Project description:Emmprin (extracellular matrix metalloproteinase inducer) is a multifunctional glycoprotein expressed by cancer cells and stromal cells in the tumor microenvironment. Through both direct effects within tumor cells and promotion of tumor-stroma interactions, emmprin induces tumor cell invasiveness and regional angiogenesis. The Kaposi's sarcoma-associated herpesvirus (KSHV) is a common etiology for cancers arising in the setting of immune suppression, including Kaposi's sarcoma and primary effusion lymphoma. However, whether emmprin expression and function are regulated by KSHV or other oncogenic viruses in the tumor microenvironment to promote viral cancer pathogenesis remains unknown. Fibroblasts and endothelial cells support latent KSHV infection and represent cellular components of Kaposi's sarcoma lesions. Therefore, we used primary human fibroblasts and endothelial cells to determine whether KSHV itself regulates emmprin expression, and whether KSHV-emmprin interactions mediate cell invasiveness. We found that KSHV promotes fibroblast and endothelial cell invasiveness following de novo infection through the upregulation of emmprin, and that this effect is mediated by the KSHV-encoded latency-associated nuclear antigen. We also found that emmprin promotes invasiveness, as well as colony formation, by primary effusion lymphoma cells derived from human tumors. Collectively, these data implicate KSHV activation of emmprin as an important mechanism for cancer progression and support the potential utility of targeting emmprin as a novel therapeutic approach for KSHV-associated tumors.

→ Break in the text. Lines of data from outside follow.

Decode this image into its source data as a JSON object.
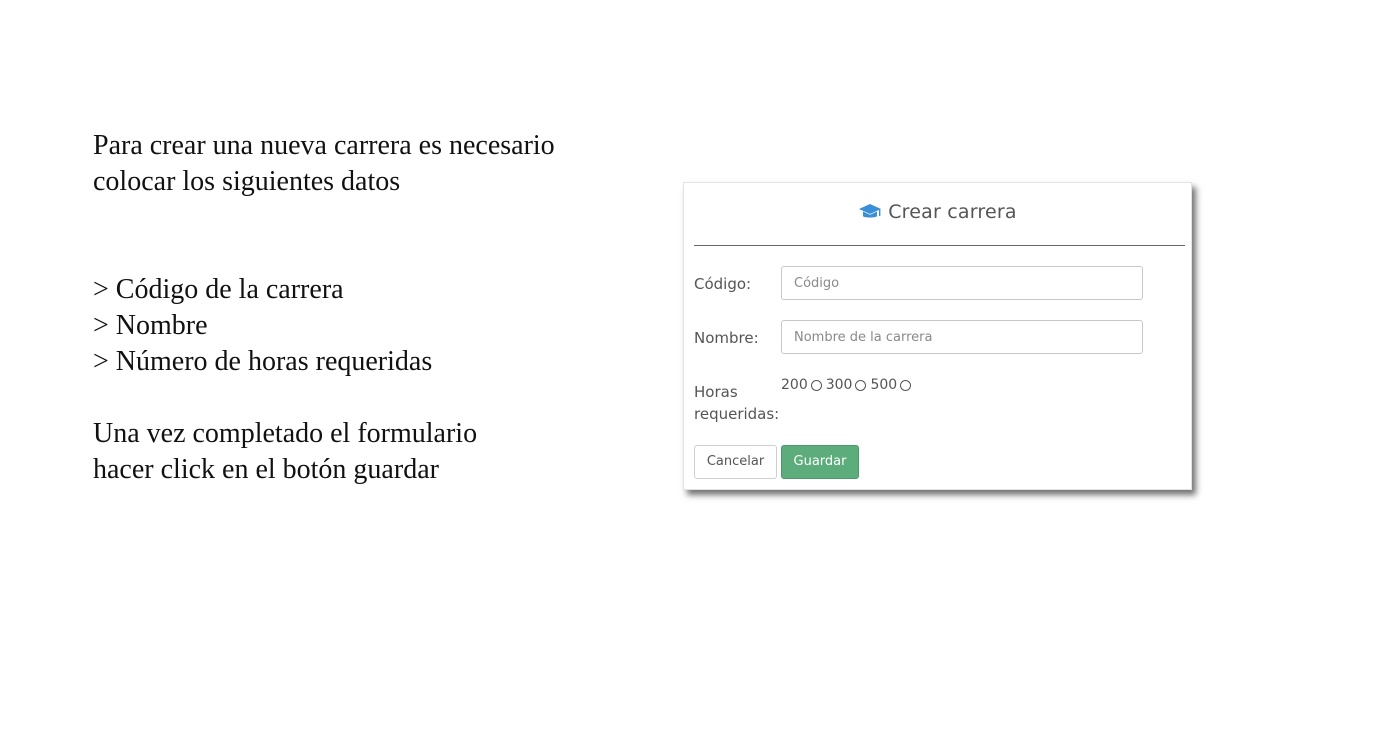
{
  "instructions": {
    "intro_line1": "Para crear una nueva carrera es necesario",
    "intro_line2": "colocar los siguientes datos",
    "items": [
      "> Código de la carrera",
      "> Nombre",
      "> Número de horas requeridas"
    ],
    "outro_line1": "Una vez completado el formulario",
    "outro_line2": "hacer click en el botón guardar"
  },
  "form": {
    "title": "Crear carrera",
    "title_icon": "graduation-cap-icon",
    "icon_color": "#3a8fd6",
    "codigo": {
      "label": "Código:",
      "value": "",
      "placeholder": "Código"
    },
    "nombre": {
      "label": "Nombre:",
      "value": "",
      "placeholder": "Nombre de la carrera"
    },
    "horas": {
      "label_line1": "Horas",
      "label_line2": "requeridas:",
      "options": [
        "200",
        "300",
        "500"
      ],
      "selected": null
    },
    "buttons": {
      "cancel_label": "Cancelar",
      "save_label": "Guardar",
      "save_color": "#5cad7b"
    }
  }
}
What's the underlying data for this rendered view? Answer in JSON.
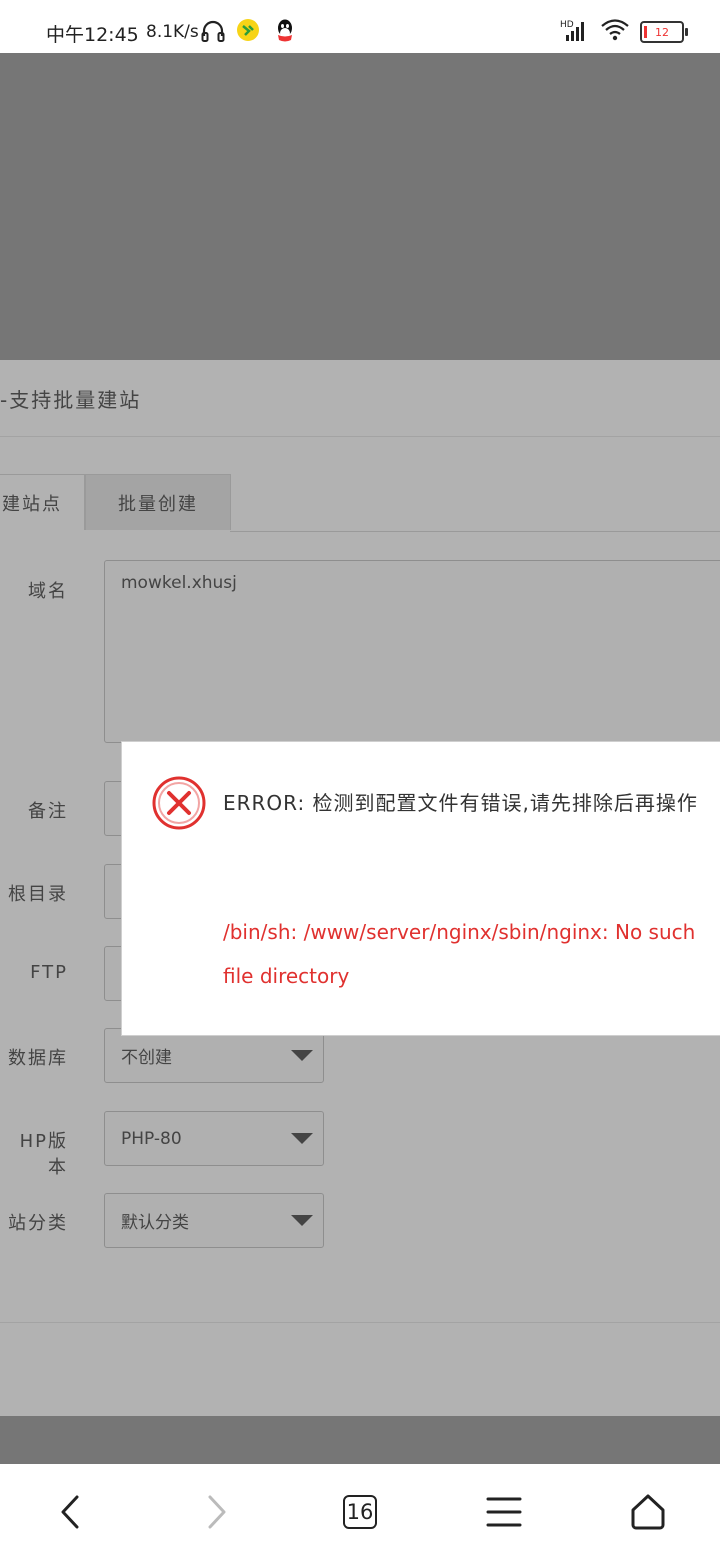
{
  "status_bar": {
    "time": "中午12:45",
    "speed": "8.1K/s",
    "battery": "12"
  },
  "panel": {
    "title": "-支持批量建站",
    "tabs": [
      "建站点",
      "批量创建"
    ]
  },
  "form": {
    "domain_label": "域名",
    "domain_value": "mowkel.xhusj",
    "remark_label": "备注",
    "root_label": "根目录",
    "ftp_label": "FTP",
    "db_label": "数据库",
    "db_value": "不创建",
    "php_label": "HP版本",
    "php_value": "PHP-80",
    "category_label": "站分类",
    "category_value": "默认分类"
  },
  "dialog": {
    "message": "ERROR: 检测到配置文件有错误,请先排除后再操作",
    "detail": "/bin/sh: /www/server/nginx/sbin/nginx: No such file directory"
  },
  "navbar": {
    "tabs_count": "16"
  },
  "colors": {
    "error_red": "#e0312f",
    "overlay": "#767676"
  },
  "icons": [
    "headset-icon",
    "app-icon",
    "qq-icon",
    "signal-icon",
    "wifi-icon",
    "battery-icon",
    "error-circle-icon",
    "back-icon",
    "forward-icon",
    "tabs-icon",
    "menu-icon",
    "home-icon"
  ]
}
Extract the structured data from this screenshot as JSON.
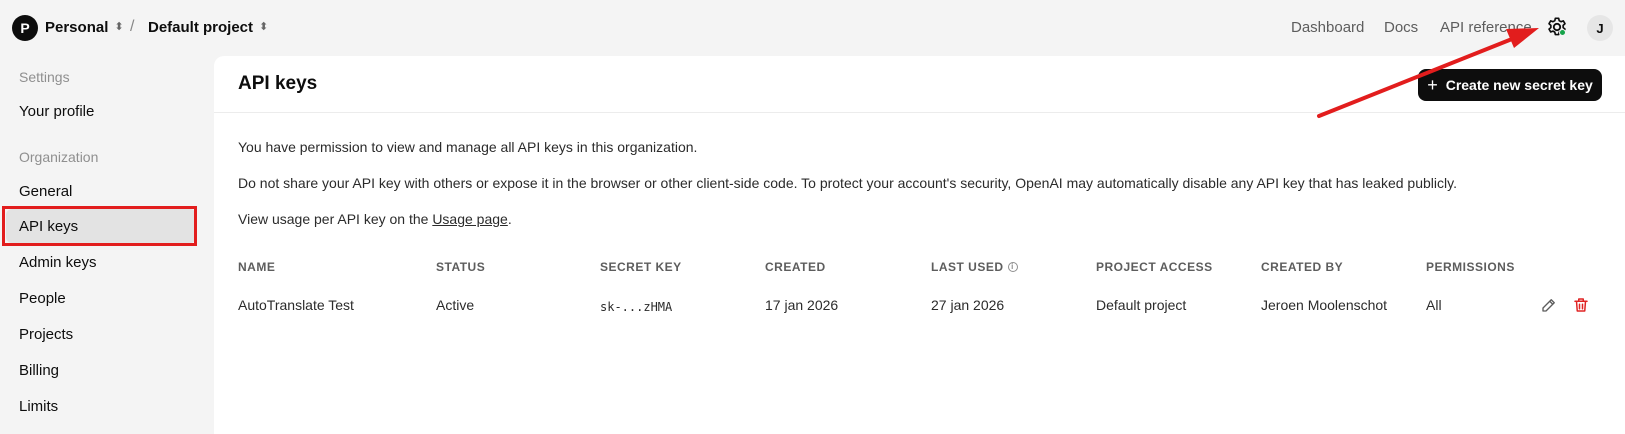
{
  "header": {
    "org_initial": "P",
    "org_name": "Personal",
    "separator": "/",
    "project_name": "Default project",
    "nav": [
      "Dashboard",
      "Docs",
      "API reference"
    ],
    "user_initial": "J"
  },
  "sidebar": {
    "settings_heading": "Settings",
    "your_profile": "Your profile",
    "organization_heading": "Organization",
    "items": [
      "General",
      "API keys",
      "Admin keys",
      "People",
      "Projects",
      "Billing",
      "Limits"
    ],
    "active_item": "API keys"
  },
  "main": {
    "title": "API keys",
    "create_button": "Create new secret key",
    "para1": "You have permission to view and manage all API keys in this organization.",
    "para2": "Do not share your API key with others or expose it in the browser or other client-side code. To protect your account's security, OpenAI may automatically disable any API key that has leaked publicly.",
    "para3_prefix": "View usage per API key on the ",
    "para3_link": "Usage page",
    "para3_suffix": "."
  },
  "table": {
    "columns": [
      "NAME",
      "STATUS",
      "SECRET KEY",
      "CREATED",
      "LAST USED",
      "PROJECT ACCESS",
      "CREATED BY",
      "PERMISSIONS"
    ],
    "rows": [
      {
        "name": "AutoTranslate Test",
        "status": "Active",
        "secret_key": "sk-...zHMA",
        "created": "17 jan 2026",
        "last_used": "27 jan 2026",
        "project_access": "Default project",
        "created_by": "Jeroen Moolenschot",
        "permissions": "All"
      }
    ]
  },
  "colors": {
    "annotation_red": "#e21d1d",
    "status_green": "#16a34a",
    "delete_red": "#e02424"
  }
}
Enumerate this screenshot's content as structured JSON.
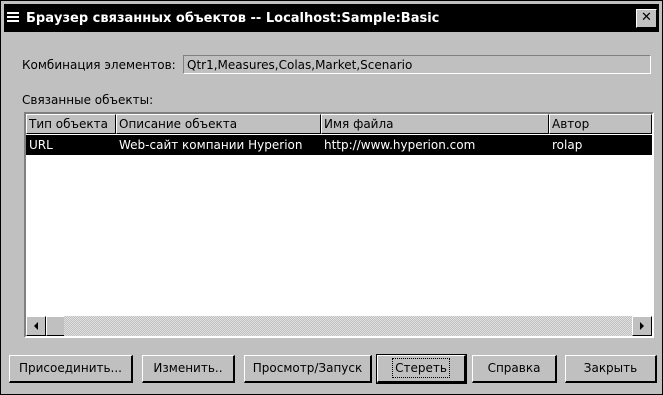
{
  "window": {
    "title": "Браузер связанных объектов  -- Localhost:Sample:Basic",
    "close_glyph": "✕"
  },
  "combination": {
    "label": "Комбинация элементов:",
    "value": "Qtr1,Measures,Colas,Market,Scenario"
  },
  "linked_objects": {
    "label": "Связанные объекты:",
    "columns": [
      "Тип объекта",
      "Описание объекта",
      "Имя файла",
      "Автор"
    ],
    "rows": [
      [
        "URL",
        "Web-сайт компании Hyperion",
        "http://www.hyperion.com",
        "rolap"
      ]
    ]
  },
  "scrollbar": {
    "left_glyph": "◀",
    "right_glyph": "▶",
    "position": 0
  },
  "buttons": {
    "attach": "Присоединить...",
    "edit": "Изменить..",
    "view": "Просмотр/Запуск",
    "delete": "Стереть",
    "help": "Справка",
    "close": "Закрыть"
  },
  "icons": {
    "system_menu": "system-menu-icon",
    "close": "close-icon",
    "scroll_left": "arrow-left-icon",
    "scroll_right": "arrow-right-icon"
  }
}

Project description:EMMPRIN/CD147 is mainly known for its protease inducing function but a role in promoting tumor angiogenesis has also been demonstrated. This study provides evidence that EMMPRIN is a new coreceptor for the VEGFR-2 tyrosine kinase receptor in both endothelial and tumor cells, as it directly interacts with it and regulates its activation by its VEGF ligand, signalling and functional consequences both in vitro and in vivo. Computational docking analyses and mutagenesis studies identified a molecular binding site in the extracellular domain of EMMPRIN located close to the cell membrane and containing the amino acids 195/199. EMMPRIN is overexpressed in cancer and hence is able to further potentiate VEGFR-2 activation, suggesting that a combinatory therapy of an antiangiogenic drug together with an inhibitor of EMMPRIN/VEGFR-2 interaction may have a greater impact on inhibiting angiogenesis and malignancy.